### ABOUT THIS EXERCISE
Pick every line out of the entries below that has the string "Remote", and copy it.

### DATA TO EXAMINE
☆ ☆ ☆

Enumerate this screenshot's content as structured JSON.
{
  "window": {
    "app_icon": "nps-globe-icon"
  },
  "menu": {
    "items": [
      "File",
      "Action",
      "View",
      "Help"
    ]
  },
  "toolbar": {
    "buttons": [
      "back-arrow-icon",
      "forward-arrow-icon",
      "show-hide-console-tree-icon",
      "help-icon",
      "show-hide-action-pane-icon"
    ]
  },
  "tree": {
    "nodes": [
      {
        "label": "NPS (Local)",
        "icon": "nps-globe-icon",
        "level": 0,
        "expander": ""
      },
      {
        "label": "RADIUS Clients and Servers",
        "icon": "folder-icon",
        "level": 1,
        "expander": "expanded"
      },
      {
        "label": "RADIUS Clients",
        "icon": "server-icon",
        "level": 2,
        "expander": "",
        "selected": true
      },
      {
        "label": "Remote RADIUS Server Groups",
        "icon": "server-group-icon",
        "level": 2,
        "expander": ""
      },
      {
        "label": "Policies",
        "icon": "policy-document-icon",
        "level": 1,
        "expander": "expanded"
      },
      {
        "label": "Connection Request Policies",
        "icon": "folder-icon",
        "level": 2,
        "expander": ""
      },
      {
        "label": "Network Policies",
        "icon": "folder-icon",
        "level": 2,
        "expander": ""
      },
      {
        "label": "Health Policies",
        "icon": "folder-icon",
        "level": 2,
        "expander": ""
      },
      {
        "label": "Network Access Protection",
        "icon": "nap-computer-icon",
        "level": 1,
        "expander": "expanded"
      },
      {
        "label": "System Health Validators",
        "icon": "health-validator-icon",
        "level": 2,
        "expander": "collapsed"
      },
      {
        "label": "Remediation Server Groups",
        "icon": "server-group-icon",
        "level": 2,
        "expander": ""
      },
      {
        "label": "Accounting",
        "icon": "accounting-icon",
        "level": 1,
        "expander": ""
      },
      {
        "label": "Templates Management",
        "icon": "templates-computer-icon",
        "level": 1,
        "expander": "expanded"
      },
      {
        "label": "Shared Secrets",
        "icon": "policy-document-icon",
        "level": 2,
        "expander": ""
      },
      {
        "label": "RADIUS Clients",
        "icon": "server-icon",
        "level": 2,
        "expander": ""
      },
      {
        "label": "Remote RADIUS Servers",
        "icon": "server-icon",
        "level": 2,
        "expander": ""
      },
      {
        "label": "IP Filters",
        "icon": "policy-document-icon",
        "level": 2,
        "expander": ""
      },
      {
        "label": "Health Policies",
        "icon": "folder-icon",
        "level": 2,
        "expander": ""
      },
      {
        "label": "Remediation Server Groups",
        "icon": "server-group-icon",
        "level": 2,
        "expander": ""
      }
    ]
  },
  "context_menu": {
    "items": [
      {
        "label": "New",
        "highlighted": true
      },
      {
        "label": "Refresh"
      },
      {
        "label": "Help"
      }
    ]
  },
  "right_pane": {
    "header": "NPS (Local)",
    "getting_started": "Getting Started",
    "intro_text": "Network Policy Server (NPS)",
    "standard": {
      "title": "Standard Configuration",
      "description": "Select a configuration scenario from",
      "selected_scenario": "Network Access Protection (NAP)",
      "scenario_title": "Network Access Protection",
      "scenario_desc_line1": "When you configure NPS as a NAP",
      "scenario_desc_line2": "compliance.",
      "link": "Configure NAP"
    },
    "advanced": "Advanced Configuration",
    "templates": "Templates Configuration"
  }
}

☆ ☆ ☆

### OUTPUT FOR THIS TASK
        "label": "Remote RADIUS Server Groups",
        "label": "Remote RADIUS Servers",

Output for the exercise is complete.